Christmas is often filled with festive fun, but overindulging can leave you short when January arrives.

From budgeting to staying on top of repayments, there are ways you can manage your money over the winter holidays, without ruining your start to the new year.

1. Plan a budget

Creating a Christmas budget, which outlines all your costs and your incoming money, can help you get a clear idea of your cash flow. You’ll be able to see what you’re able to spare after your bills, rent and any other necessities are paid.

You may also find areas where you can cut back on your spending.

Use our budget planning tool to help.

2. Stick to your budget

Planning a budget is only useful if you stick to it. Holding on to any receipts, alongside checking your bank or credit card statements and noting down what you’ve spent, can help you stay on top of your money. Try reviewing your budget once or twice a week over the Christmas period to help you keep track.

Avoid buying little extras if they’re not accounted for in your budget. It may seem harmless, but small costs can add up and take a chunk of money from your budget.

3. Stay on top of your bills and repayments

Falling behind on your bills, rent or other payments can be harder to catch up on and you may be charged for late or missed payments. Prioritising these outgoings is important. You could try putting your bills and rent or mortgage money aside until your payments are due, so you don’t accidentally use the money.

If you’re an HSBC customer with access to our mobile banking app, you could use the smart money tools to help stay on top of your money.

For example, our Balance After Bills feature (available on compatible devices) estimates what you'll owe for the month ahead, based on your regular bills. It then shows you how much you’ll potentially have left over, once scheduled bills (standing orders and Direct Debits) are paid.

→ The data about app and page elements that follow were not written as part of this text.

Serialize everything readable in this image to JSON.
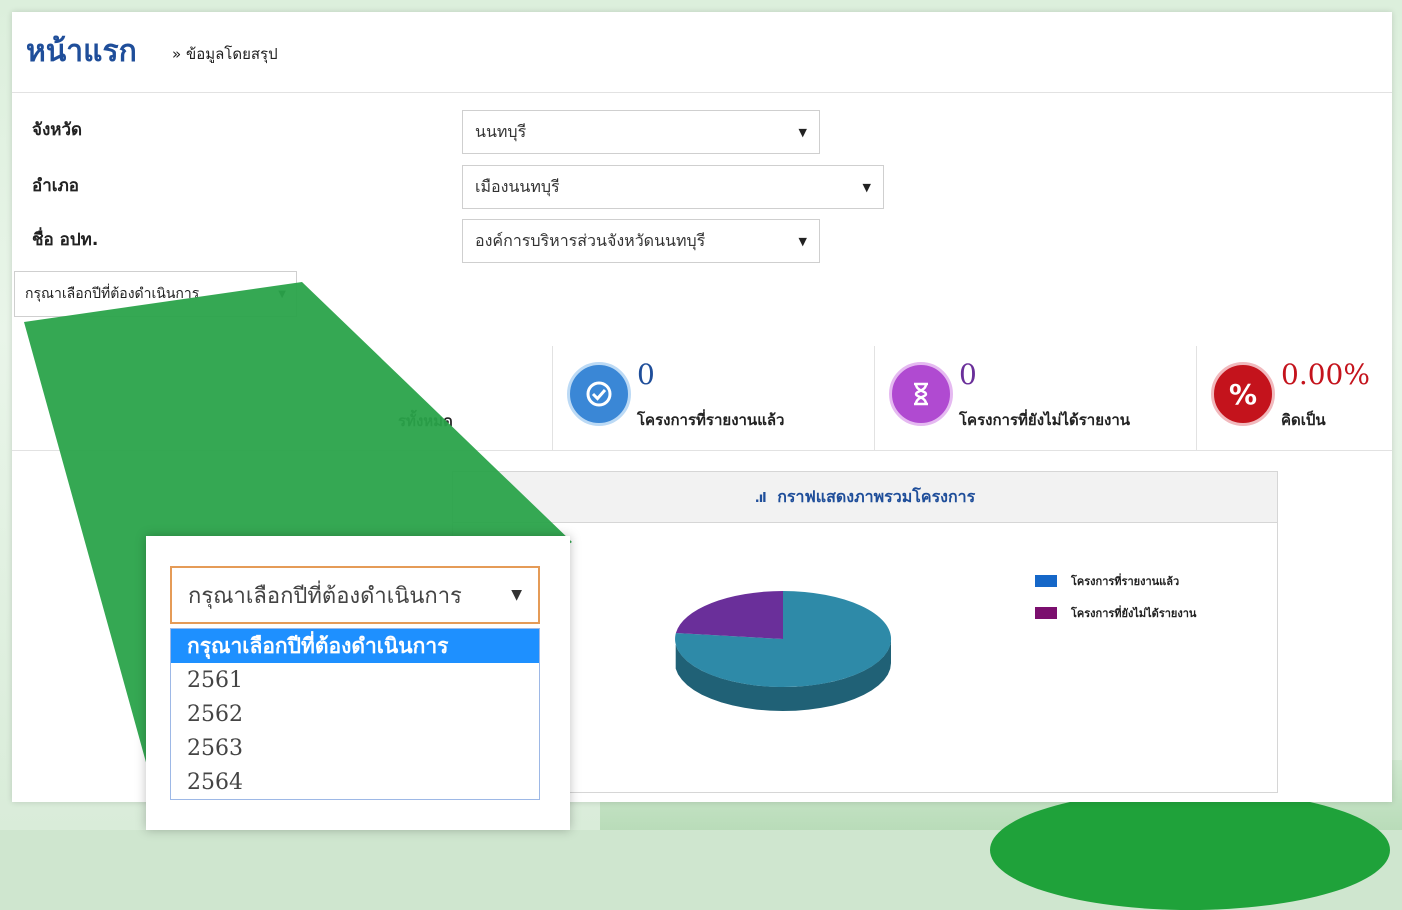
{
  "header": {
    "title": "หน้าแรก",
    "breadcrumb": "» ข้อมูลโดยสรุป"
  },
  "form": {
    "province_label": "จังหวัด",
    "province_value": "นนทบุรี",
    "district_label": "อำเภอ",
    "district_value": "เมืองนนทบุรี",
    "org_label": "ชื่อ อปท.",
    "org_value": "องค์การบริหารส่วนจังหวัดนนทบุรี",
    "year_value": "กรุณาเลือกปีที่ต้องดำเนินการ"
  },
  "stats": [
    {
      "label": "รทั้งหมด",
      "partial": true
    },
    {
      "value": "0",
      "label": "โครงการที่รายงานแล้ว",
      "color": "#3a87d6",
      "icon": "check-icon"
    },
    {
      "value": "0",
      "label": "โครงการที่ยังไม่ได้รายงาน",
      "color": "#b04ad1",
      "icon": "hourglass-icon"
    },
    {
      "value": "0.00%",
      "label": "คิดเป็น",
      "color": "#c4131c",
      "icon": "percent-icon"
    }
  ],
  "chart_data": {
    "type": "pie",
    "title": "กราฟแสดงภาพรวมโครงการ",
    "series": [
      {
        "name": "โครงการที่รายงานแล้ว",
        "value": 77,
        "color": "#2e8aa8"
      },
      {
        "name": "โครงการที่ยังไม่ได้รายงาน",
        "value": 23,
        "color": "#6a2f9a"
      }
    ],
    "legend": [
      {
        "label": "โครงการที่รายงานแล้ว",
        "color": "#1567c8"
      },
      {
        "label": "โครงการที่ยังไม่ได้รายงาน",
        "color": "#7b0f6e"
      }
    ],
    "legend_position": "top-right"
  },
  "zoom": {
    "select_value": "กรุณาเลือกปีที่ต้องดำเนินการ",
    "options": [
      "กรุณาเลือกปีที่ต้องดำเนินการ",
      "2561",
      "2562",
      "2563",
      "2564"
    ]
  }
}
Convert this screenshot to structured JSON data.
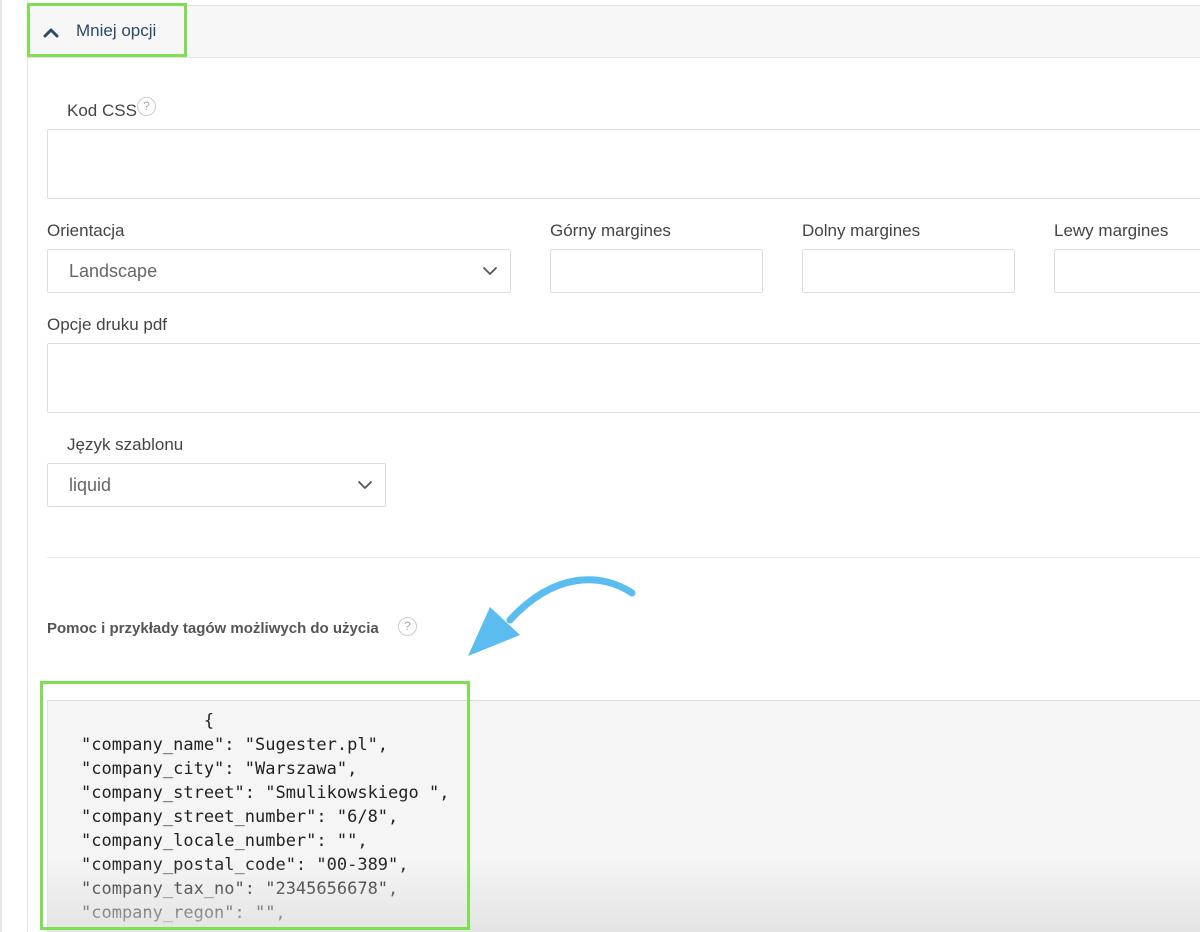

Explore: 9 steps to financial wellbeing

4. Save where you can

Saving money at Christmas may seem difficult but putting some money aside (if possible) can help cover costs next year.

You could round up your spending to the nearest pound and add that to a savings account. Or you could add money to your savings account once you’ve been paid. Separating the money you want to save from your main account can help prevent the temptation to spend it.

Saving little and often can soon add up. And by continually doing this, you can turn it into a habit to help your savings grow.

Explore: Challenges to help you save money

5. Set financial goals for the next year

Christmas can be the ideal time to set yourself financial goals for the coming year. Think about what you want to achieve and how you can achieve it. It could be something simple, like saving a little more each month, or getting on top of any existing debts you may have.

You could even set mini-targets throughout the year, where you review your progress or re-evaluate your goals. Find out more about:

6. Ask for help

If you’re struggling, or worried about your finances after Christmas, ask for help. You can speak to a family member or friend for advice, or even speak with your bank about steps you can take to get your finances in order.

Dealing with any debts early may help them become more manageable.

If you’re worried about rising living costs, there may be ways you can reduce how much you’re spending, as well as support available.